Businesses that do not, or even cannot, strive to continuously improve, will eventually die. This is especially true of manufacturers facing the fall-out of the near perfect storm of the global financial crisis, recession, fierce competition from the Far East and ever increasing complexity.

Having the right strategies in place to face these issues is critical. As a leading technology and business solutions partner to over 8,000 companies, Infor recently commissioned research specialists IDC Manufacturing Insights to identify and evaluate these strategies are. Over 720 discrete manufacturers were interviewed in the largest survey of its type ever undertaken.

The research shows that the primary strategy of manufacturers is the retention and growth of the existing customer base.
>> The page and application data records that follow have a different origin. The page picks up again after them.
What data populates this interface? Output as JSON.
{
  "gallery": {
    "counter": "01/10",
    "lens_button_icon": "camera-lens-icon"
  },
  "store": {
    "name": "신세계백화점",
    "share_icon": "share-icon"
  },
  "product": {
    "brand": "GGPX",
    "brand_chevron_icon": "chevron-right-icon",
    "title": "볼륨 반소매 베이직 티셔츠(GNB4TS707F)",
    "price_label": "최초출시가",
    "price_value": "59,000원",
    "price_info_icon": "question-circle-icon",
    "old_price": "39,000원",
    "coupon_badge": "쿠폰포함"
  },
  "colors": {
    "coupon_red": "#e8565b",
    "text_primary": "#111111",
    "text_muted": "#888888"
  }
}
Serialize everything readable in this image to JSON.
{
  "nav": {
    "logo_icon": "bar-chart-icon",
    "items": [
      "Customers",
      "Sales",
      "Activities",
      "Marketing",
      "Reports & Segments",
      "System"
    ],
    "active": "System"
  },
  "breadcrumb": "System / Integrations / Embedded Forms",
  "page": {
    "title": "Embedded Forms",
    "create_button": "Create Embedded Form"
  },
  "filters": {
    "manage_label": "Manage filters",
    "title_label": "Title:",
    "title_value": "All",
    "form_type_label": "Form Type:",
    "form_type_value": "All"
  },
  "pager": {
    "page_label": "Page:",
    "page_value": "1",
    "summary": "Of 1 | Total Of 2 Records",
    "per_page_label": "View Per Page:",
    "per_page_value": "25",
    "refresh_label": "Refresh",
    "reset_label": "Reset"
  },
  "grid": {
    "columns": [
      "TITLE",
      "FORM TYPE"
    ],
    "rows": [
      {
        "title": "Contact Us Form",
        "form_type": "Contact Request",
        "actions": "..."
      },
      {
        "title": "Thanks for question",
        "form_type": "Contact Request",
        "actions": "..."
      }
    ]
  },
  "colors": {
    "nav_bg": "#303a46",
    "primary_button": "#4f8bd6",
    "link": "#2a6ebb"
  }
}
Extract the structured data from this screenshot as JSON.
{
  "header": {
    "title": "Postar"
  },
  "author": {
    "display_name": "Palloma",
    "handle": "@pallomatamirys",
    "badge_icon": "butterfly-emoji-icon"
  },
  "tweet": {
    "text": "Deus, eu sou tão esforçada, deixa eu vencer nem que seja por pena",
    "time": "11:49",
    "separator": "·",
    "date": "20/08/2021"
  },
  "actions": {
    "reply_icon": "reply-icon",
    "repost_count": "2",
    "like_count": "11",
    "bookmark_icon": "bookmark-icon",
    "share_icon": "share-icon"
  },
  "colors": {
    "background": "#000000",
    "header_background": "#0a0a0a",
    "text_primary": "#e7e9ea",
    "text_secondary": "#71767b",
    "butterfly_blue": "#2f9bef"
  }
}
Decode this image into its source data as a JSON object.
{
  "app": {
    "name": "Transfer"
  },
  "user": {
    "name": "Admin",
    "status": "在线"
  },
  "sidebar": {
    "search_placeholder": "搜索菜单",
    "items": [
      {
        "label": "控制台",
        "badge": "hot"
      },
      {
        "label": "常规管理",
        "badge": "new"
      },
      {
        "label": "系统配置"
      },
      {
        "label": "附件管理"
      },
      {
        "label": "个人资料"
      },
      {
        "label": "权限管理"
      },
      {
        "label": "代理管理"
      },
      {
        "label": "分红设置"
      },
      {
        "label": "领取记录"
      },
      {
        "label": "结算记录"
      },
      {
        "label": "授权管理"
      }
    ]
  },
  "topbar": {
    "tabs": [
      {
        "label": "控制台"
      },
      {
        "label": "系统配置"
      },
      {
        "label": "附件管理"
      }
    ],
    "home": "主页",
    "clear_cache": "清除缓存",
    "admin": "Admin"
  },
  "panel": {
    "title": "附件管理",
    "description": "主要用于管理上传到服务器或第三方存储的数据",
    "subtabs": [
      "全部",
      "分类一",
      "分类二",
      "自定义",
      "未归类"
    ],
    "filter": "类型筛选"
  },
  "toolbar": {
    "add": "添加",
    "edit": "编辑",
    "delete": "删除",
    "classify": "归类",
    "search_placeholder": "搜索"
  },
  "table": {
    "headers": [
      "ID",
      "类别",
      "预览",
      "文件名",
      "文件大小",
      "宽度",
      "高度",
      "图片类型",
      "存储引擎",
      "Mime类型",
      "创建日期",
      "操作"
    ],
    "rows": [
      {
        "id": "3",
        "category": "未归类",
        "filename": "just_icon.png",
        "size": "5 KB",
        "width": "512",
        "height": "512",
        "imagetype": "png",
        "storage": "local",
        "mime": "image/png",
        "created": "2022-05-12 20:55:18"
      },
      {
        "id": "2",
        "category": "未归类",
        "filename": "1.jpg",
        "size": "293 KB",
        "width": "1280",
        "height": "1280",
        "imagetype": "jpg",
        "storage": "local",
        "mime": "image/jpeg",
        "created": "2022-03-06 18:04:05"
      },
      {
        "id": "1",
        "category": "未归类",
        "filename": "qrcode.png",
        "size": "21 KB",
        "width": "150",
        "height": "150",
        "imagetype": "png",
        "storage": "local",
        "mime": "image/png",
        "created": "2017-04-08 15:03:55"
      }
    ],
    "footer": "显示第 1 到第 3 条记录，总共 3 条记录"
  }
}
A conservative perspective and protection of market share dominates boardroom thinking. However, it is worth noting that this attitude prevails in Europe and North America, but not in China where the development of new products and services are more pressing strategies.

Western manufacturers do realise that new product and service innovation is important (ranking it fifth and sixth respectively) but it is clear that for the next two years, these will be secondary to keeping customers and building on the established base.

If you are typical of the industry, your second most pressing concern is improving productivity. Manufacturers know they need to do more with less. Improving operations to boost the output of current activity without increasing costs is the only option for manufacturers trying to square the circle of growing the business without additional investment in more staff or new facilities.

This means the introduction of new products and services must be very cost efficient. Reducing operational costs such as those involved with new product development, as well as just ‘keeping the lights on’, was the last of the top three strategies for the next two years.

Combining attempts to reduce operational costs and improve productivity means manufacturers need to look at the processes and technology that control production and manufacture. 64% of manufacturers that believe IT is either vital to day to day operations or provides competitive advantage.

In most cases references to ‘IT’ means enterprise resource planning (ERP) systems. The good news is that across Europe, 44% of manufacturers report financially measurable “hard” as well as “soft” benefits from their ERP investment, so it is clear that the correct technology can help you survive. The question is whether or not ERP delivers specifically on the strategies being undertaken by manufacturers in the next two years.

Again the answer is a resounding yes. The research showed that the top three benefits of an ERP system were better decision making, increased profitability of the business and manufacturing cost reduction / efficiency improvements. Stronger, faster decisions are critical if a business is to develop growth from its customer base, and the improved profitability and reduced costs ERP users report, are precisely the strategies that manufacturers want to pursue.

For example, global provider of health and wellness products, HoMedics implemented Infor ERP LN to increase visibility, enhance processes and reduce costs by streamlining sales ordering, accounting and purchasing functions, whilst cutting inventory levels. Likewise Spanish automotive manufacturer Matrici, deployed ERP LN to improve the efficiency of main business processes such as raw material sourcing, outsourced component manufacture, manufacturing management, and financial forecasting.

The current market presents manufacturers with some of the toughest challenges they have ever faced: but the strategies and technology exist to not only survive but also seize the opportunities presented by the market in order to grow. To do this, operational excellence is no longer an option – it must come as standard throughout the organsiation.